“It will bring more moist air, which is extremely beneficial for the firefighters,” he said. “It’s a big change that’s going to happen.”

Fire officials warned that although winds have died down, the fire could still behave erratically, sending embers up to a quarter-mile away to ignite new fires. They also said fire continues to threaten the outskirts of Sonoma.

Gov. Jerry Brown, center, and U.S. Sens. Kamala Harris, left, and Dianne Feinstein attend a community meeting at Santa Rosa High School.
(Genaro Molina / Los Angeles Times )

Officials believe the death toll will rise as searchers make their way through the neighborhoods in Santa Rosa that burned down as well as mountain communities across wine country.

It’s delicate, sensitive work.

On Saturday, more than two dozen law enforcement officials converged in Santa Rosa’s Fountaingrove neighborhood, along a street where every home had been destroyed. Two officers opened the trunk of their patrol car, retrieved a drone and launched it above the wreckage.

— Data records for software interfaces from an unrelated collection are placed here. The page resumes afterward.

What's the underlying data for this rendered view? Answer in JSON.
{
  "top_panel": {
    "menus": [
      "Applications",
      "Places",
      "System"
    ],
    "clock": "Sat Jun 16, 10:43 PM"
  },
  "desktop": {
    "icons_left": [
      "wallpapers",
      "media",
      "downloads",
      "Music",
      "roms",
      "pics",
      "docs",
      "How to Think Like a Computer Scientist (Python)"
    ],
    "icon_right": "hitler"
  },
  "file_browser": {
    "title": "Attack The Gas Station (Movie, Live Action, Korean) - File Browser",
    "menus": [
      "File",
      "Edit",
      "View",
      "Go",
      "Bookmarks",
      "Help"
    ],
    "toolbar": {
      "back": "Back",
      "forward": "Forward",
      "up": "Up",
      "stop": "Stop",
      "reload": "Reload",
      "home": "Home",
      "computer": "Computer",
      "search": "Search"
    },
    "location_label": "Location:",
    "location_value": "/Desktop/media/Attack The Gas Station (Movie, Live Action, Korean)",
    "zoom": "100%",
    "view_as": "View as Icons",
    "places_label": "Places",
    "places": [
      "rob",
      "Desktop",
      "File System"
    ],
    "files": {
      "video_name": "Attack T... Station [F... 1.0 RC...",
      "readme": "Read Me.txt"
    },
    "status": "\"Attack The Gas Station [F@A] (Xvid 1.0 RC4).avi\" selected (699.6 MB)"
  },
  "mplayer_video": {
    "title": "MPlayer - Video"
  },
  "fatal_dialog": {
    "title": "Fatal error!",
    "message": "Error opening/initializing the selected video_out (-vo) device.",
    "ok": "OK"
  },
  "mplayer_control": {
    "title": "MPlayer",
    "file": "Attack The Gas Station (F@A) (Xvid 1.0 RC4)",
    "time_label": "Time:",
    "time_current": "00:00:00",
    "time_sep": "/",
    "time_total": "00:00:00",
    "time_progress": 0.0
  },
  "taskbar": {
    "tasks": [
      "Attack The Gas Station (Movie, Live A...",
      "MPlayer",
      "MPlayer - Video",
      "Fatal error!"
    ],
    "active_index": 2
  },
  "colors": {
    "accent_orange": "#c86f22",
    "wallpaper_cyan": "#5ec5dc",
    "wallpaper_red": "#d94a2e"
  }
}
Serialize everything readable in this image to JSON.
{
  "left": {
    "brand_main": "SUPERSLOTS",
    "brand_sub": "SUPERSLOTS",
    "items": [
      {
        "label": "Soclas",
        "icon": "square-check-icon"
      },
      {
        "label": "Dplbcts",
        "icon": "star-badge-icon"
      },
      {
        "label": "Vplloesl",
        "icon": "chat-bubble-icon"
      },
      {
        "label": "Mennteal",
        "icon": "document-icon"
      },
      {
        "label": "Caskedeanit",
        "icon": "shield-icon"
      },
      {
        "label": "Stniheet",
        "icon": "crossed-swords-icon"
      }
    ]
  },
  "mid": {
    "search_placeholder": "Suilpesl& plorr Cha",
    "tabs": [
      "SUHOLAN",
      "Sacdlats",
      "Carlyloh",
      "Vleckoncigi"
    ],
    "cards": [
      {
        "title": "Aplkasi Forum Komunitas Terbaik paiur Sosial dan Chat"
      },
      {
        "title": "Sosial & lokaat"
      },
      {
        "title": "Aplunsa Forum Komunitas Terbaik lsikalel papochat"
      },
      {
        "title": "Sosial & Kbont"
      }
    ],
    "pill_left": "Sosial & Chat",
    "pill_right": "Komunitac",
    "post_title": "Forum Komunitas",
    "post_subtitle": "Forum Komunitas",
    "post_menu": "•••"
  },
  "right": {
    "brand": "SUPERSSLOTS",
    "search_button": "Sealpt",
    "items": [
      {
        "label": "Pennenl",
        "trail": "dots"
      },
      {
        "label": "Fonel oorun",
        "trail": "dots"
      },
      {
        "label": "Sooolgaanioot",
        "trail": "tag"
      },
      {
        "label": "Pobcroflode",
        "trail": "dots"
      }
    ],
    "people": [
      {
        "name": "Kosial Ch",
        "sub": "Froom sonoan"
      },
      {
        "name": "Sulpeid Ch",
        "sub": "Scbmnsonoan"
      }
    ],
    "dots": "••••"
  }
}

The drone hovered above the crumbling walls and destroyed homes, slowly rotating in midair. Later, two officers stepped into the crumbling remains of a garage, where the burned-out shell of a car was barely visible from a distance. One officer knelt next to the vehicle and began delicately handing fragments from the scene to his partner. Officials with the Sonoma County Sheriff’s Office later confirmed that one of two additional deaths reported Saturday had been found in Fountaingrove, but they did not say where.

Members of the public have been urged to avoid trying to help in the cleanup. The Napa County public health director declared a local emergency in order to bring in more resources to remove toxic ash and burnt remnants of homes and cars.

Times staff writer Alene Tchekmedyian in Los Angeles contributed to this report.



At Napa vineyards untouched by wildfires, the grapes must still be picked


A Santa Rosa woman died in the fires, her neighbors survived. Here are their stories

Northern California is facing catastrophic wildfires more typically seen in the south. Experts aren’t sure why


9:25 p.m.: This article was updated with new acreage and containment figures, as well as more information from fire officials.

6:15 p.m.: This article was updated to note that some evacuation orders were lifted.

4:25 p.m.: This article was updated with an interview with a man who lost his Coffey Park home.

3:30 p.m.: This article was updated with new information from Santa Rosa Memorial Hospital and the St. Joseph Health hospital group.

2:30 p.m: This article was updated with new information regarding the identification of fire victims.


2:20 p.m.: This article was updated with new information from fire officials regarding evacuations.

2:00 p.m.: This article was updated with new information from fire officials.

1:25 p.m.: This article was updated with new information from the National Weather Service.

12:30 p.m. This article was updated with new information from fire officials.

11:20 a.m.: This article was updated with new information from fire officials

10:05 a.m.: This article was updated with new information from fire and weather service officials.

8:35 a.m.: This article was updated with new information from fire officials.

7:40 a.m.: This post was updated with new containment information.

This post was originally published at 7:30 a.m.